[Items from an interface collection]
- - -
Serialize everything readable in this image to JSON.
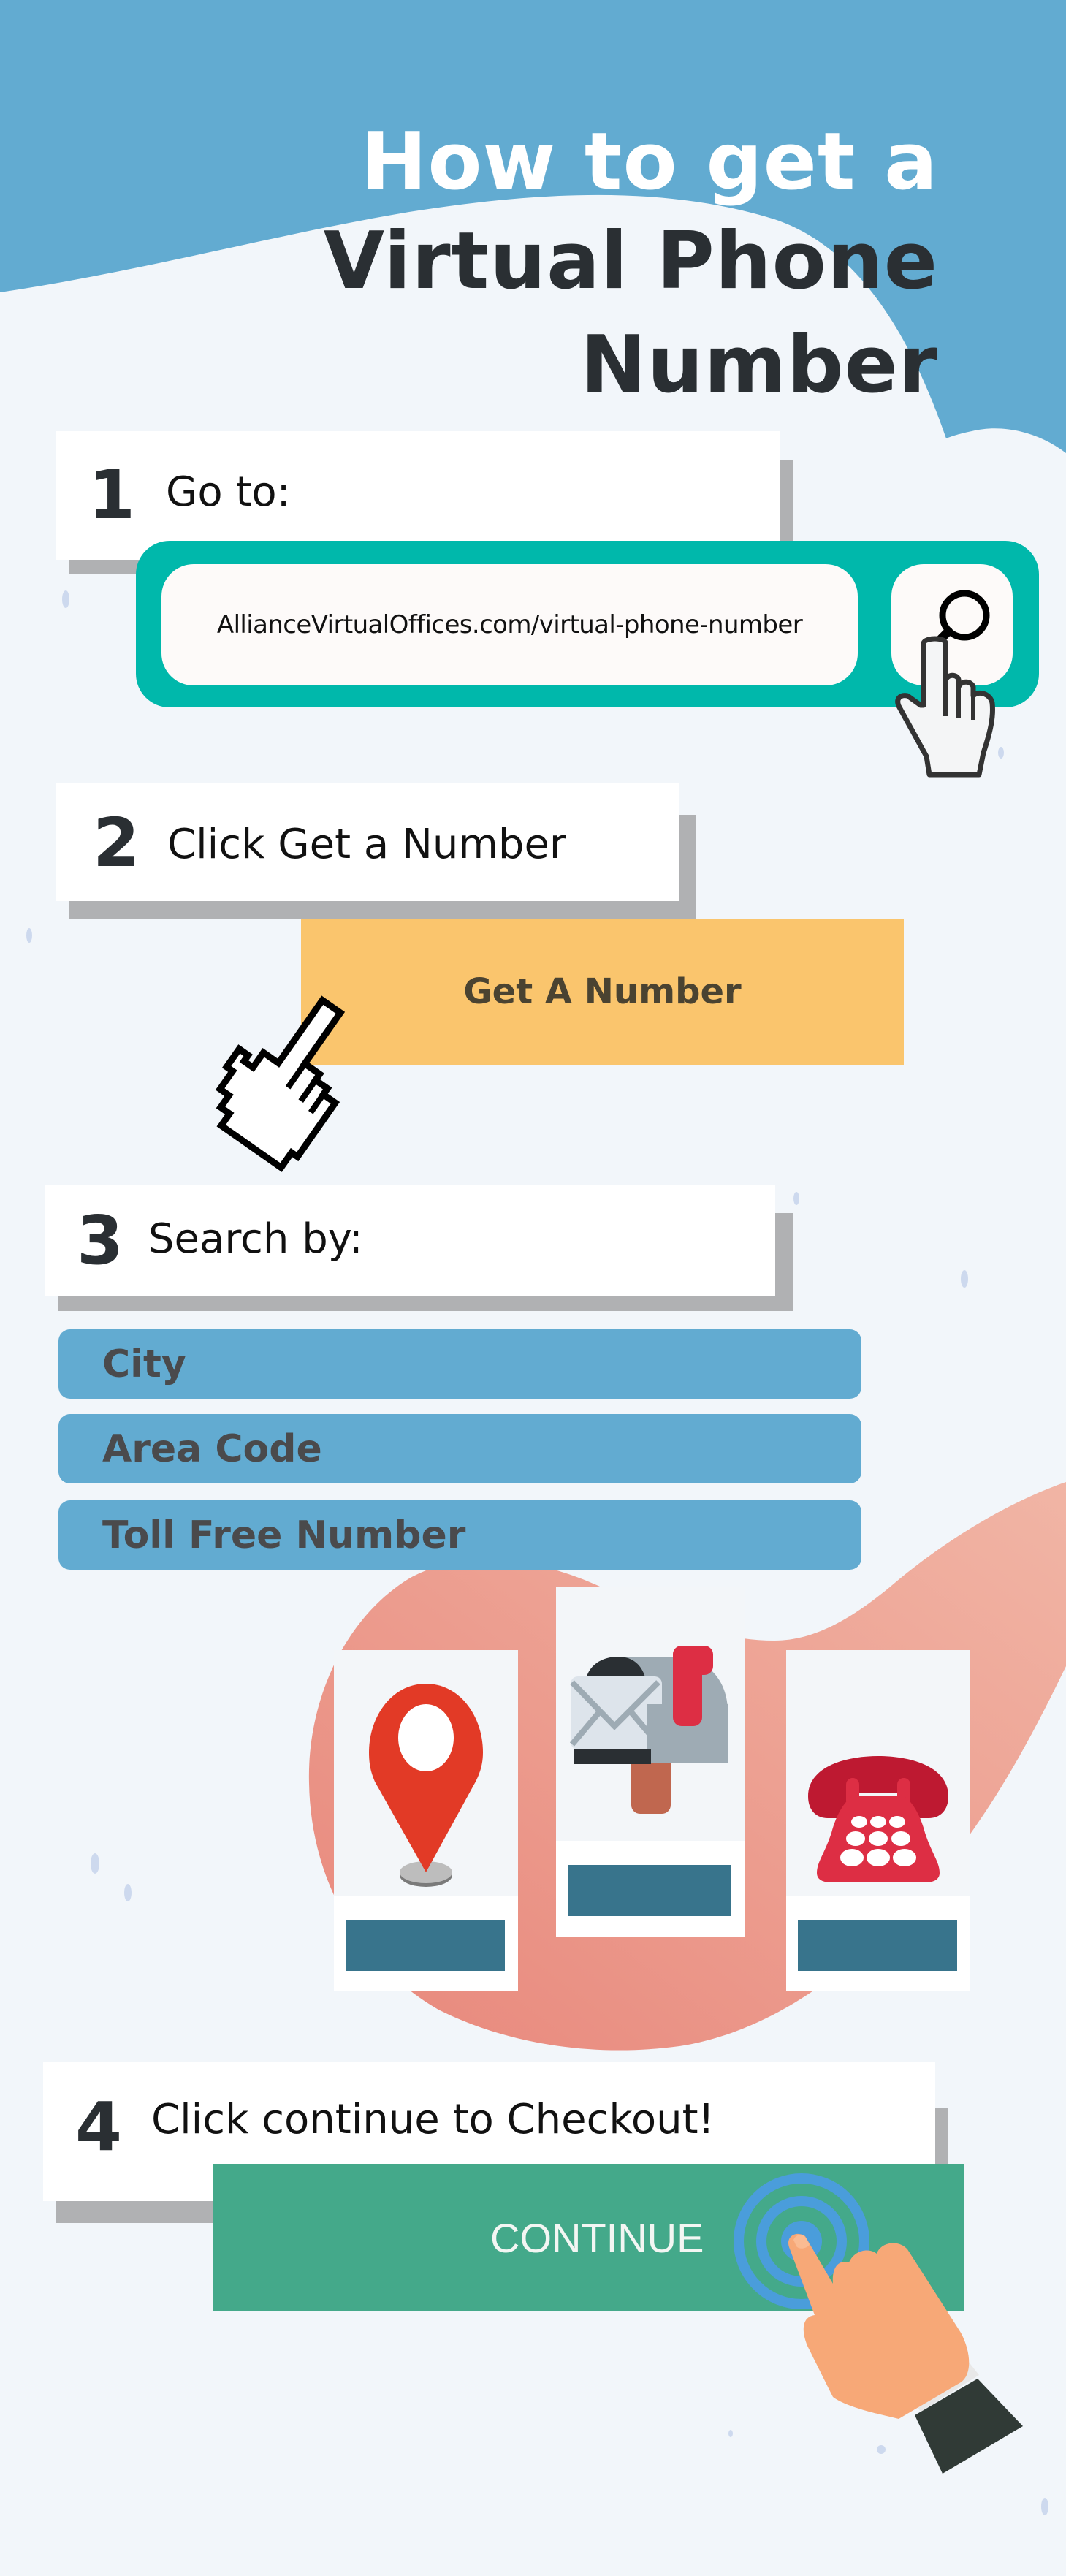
{
  "header": {
    "title_line1": "How to get a",
    "title_line2": "Virtual Phone",
    "title_line3": "Number"
  },
  "colors": {
    "header_blue": "#62abd1",
    "background": "#f2f6fa",
    "teal": "#00b8ab",
    "yellow": "#fac56d",
    "green": "#44a98a",
    "pink": "#ec8f82",
    "dark_text": "#2a2f33"
  },
  "steps": [
    {
      "number": "1",
      "label": "Go to:",
      "url": "AllianceVirtualOffices.com/virtual-phone-number",
      "icon": "search-icon"
    },
    {
      "number": "2",
      "label_prefix": "Click ",
      "label_emph": "Get a Number",
      "button_label": "Get A Number",
      "icon": "pixel-pointer-hand-icon"
    },
    {
      "number": "3",
      "label": "Search by:",
      "options": [
        "City",
        "Area Code",
        "Toll Free Number"
      ],
      "cards": [
        {
          "icon": "location-pin-icon"
        },
        {
          "icon": "mailbox-icon"
        },
        {
          "icon": "telephone-icon"
        }
      ]
    },
    {
      "number": "4",
      "label": "Click continue to Checkout!",
      "button_label": "CONTINUE",
      "icon": "pointing-hand-icon"
    }
  ]
}
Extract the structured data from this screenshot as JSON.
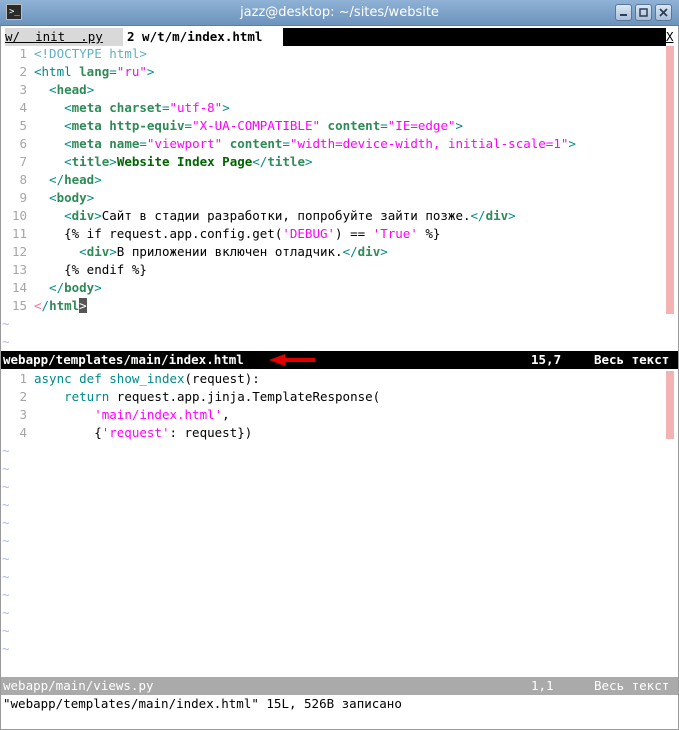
{
  "window": {
    "title": "jazz@desktop: ~/sites/website",
    "icon": "terminal-icon",
    "buttons": [
      "minimize-icon",
      "maximize-icon",
      "close-icon"
    ]
  },
  "tabline": {
    "tabs": [
      {
        "label": "w/  init  .py",
        "active": false
      },
      {
        "label": "2 w/t/m/index.html",
        "active": true
      }
    ],
    "close_label": "X"
  },
  "top_pane": {
    "file": "webapp/templates/main/index.html",
    "position": "15,7",
    "range": "Весь текст",
    "lines": [
      {
        "n": "1",
        "code": "<!DOCTYPE html>"
      },
      {
        "n": "2",
        "code": "<html lang=\"ru\">"
      },
      {
        "n": "3",
        "code": "  <head>"
      },
      {
        "n": "4",
        "code": "    <meta charset=\"utf-8\">"
      },
      {
        "n": "5",
        "code": "    <meta http-equiv=\"X-UA-COMPATIBLE\" content=\"IE=edge\">"
      },
      {
        "n": "6",
        "code": "    <meta name=\"viewport\" content=\"width=device-width, initial-scale=1\">"
      },
      {
        "n": "7",
        "code": "    <title>Website Index Page</title>"
      },
      {
        "n": "8",
        "code": "  </head>"
      },
      {
        "n": "9",
        "code": "  <body>"
      },
      {
        "n": "10",
        "code": "    <div>Сайт в стадии разработки, попробуйте зайти позже.</div>"
      },
      {
        "n": "11",
        "code": "    {% if request.app.config.get('DEBUG') == 'True' %}"
      },
      {
        "n": "12",
        "code": "      <div>В приложении включен отладчик.</div>"
      },
      {
        "n": "13",
        "code": "    {% endif %}"
      },
      {
        "n": "14",
        "code": "  </body>"
      },
      {
        "n": "15",
        "code": "</html>"
      }
    ]
  },
  "bottom_pane": {
    "file": "webapp/main/views.py",
    "position": "1,1",
    "range": "Весь текст",
    "lines": [
      {
        "n": "1",
        "code": "async def show_index(request):"
      },
      {
        "n": "2",
        "code": "    return request.app.jinja.TemplateResponse("
      },
      {
        "n": "3",
        "code": "        'main/index.html',"
      },
      {
        "n": "4",
        "code": "        {'request': request})"
      }
    ]
  },
  "cmdline": "\"webapp/templates/main/index.html\" 15L, 526B записано",
  "tilde": "~",
  "colors": {
    "active_status_bg": "#000000",
    "inactive_status_bg": "#aaaaaa",
    "annotation_arrow": "#e00000",
    "scroll_mark": "#f4b3b3"
  }
}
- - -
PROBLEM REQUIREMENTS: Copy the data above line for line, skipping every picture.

WORKED SOLUTION:
Serialize everything readable in this image to JSON.
{
  "header": {
    "title_line1": "How to get a",
    "title_line2": "Virtual Phone",
    "title_line3": "Number"
  },
  "colors": {
    "header_blue": "#62abd1",
    "background": "#f2f6fa",
    "teal": "#00b8ab",
    "yellow": "#fac56d",
    "green": "#44a98a",
    "pink": "#ec8f82",
    "dark_text": "#2a2f33"
  },
  "steps": [
    {
      "number": "1",
      "label": "Go to:",
      "url": "AllianceVirtualOffices.com/virtual-phone-number",
      "icon": "search-icon"
    },
    {
      "number": "2",
      "label_prefix": "Click ",
      "label_emph": "Get a Number",
      "button_label": "Get A Number",
      "icon": "pixel-pointer-hand-icon"
    },
    {
      "number": "3",
      "label": "Search by:",
      "options": [
        "City",
        "Area Code",
        "Toll Free Number"
      ],
      "cards": [
        {
          "icon": "location-pin-icon"
        },
        {
          "icon": "mailbox-icon"
        },
        {
          "icon": "telephone-icon"
        }
      ]
    },
    {
      "number": "4",
      "label": "Click continue to Checkout!",
      "button_label": "CONTINUE",
      "icon": "pointing-hand-icon"
    }
  ]
}
Extract the structured data from this screenshot as JSON.
{
  "window": {
    "title": "jazz@desktop: ~/sites/website",
    "icon": "terminal-icon",
    "buttons": [
      "minimize-icon",
      "maximize-icon",
      "close-icon"
    ]
  },
  "tabline": {
    "tabs": [
      {
        "label": "w/  init  .py",
        "active": false
      },
      {
        "label": "2 w/t/m/index.html",
        "active": true
      }
    ],
    "close_label": "X"
  },
  "top_pane": {
    "file": "webapp/templates/main/index.html",
    "position": "15,7",
    "range": "Весь текст",
    "lines": [
      {
        "n": "1",
        "code": "<!DOCTYPE html>"
      },
      {
        "n": "2",
        "code": "<html lang=\"ru\">"
      },
      {
        "n": "3",
        "code": "  <head>"
      },
      {
        "n": "4",
        "code": "    <meta charset=\"utf-8\">"
      },
      {
        "n": "5",
        "code": "    <meta http-equiv=\"X-UA-COMPATIBLE\" content=\"IE=edge\">"
      },
      {
        "n": "6",
        "code": "    <meta name=\"viewport\" content=\"width=device-width, initial-scale=1\">"
      },
      {
        "n": "7",
        "code": "    <title>Website Index Page</title>"
      },
      {
        "n": "8",
        "code": "  </head>"
      },
      {
        "n": "9",
        "code": "  <body>"
      },
      {
        "n": "10",
        "code": "    <div>Сайт в стадии разработки, попробуйте зайти позже.</div>"
      },
      {
        "n": "11",
        "code": "    {% if request.app.config.get('DEBUG') == 'True' %}"
      },
      {
        "n": "12",
        "code": "      <div>В приложении включен отладчик.</div>"
      },
      {
        "n": "13",
        "code": "    {% endif %}"
      },
      {
        "n": "14",
        "code": "  </body>"
      },
      {
        "n": "15",
        "code": "</html>"
      }
    ]
  },
  "bottom_pane": {
    "file": "webapp/main/views.py",
    "position": "1,1",
    "range": "Весь текст",
    "lines": [
      {
        "n": "1",
        "code": "async def show_index(request):"
      },
      {
        "n": "2",
        "code": "    return request.app.jinja.TemplateResponse("
      },
      {
        "n": "3",
        "code": "        'main/index.html',"
      },
      {
        "n": "4",
        "code": "        {'request': request})"
      }
    ]
  },
  "cmdline": "\"webapp/templates/main/index.html\" 15L, 526B записано",
  "tilde": "~",
  "colors": {
    "active_status_bg": "#000000",
    "inactive_status_bg": "#aaaaaa",
    "annotation_arrow": "#e00000",
    "scroll_mark": "#f4b3b3"
  }
}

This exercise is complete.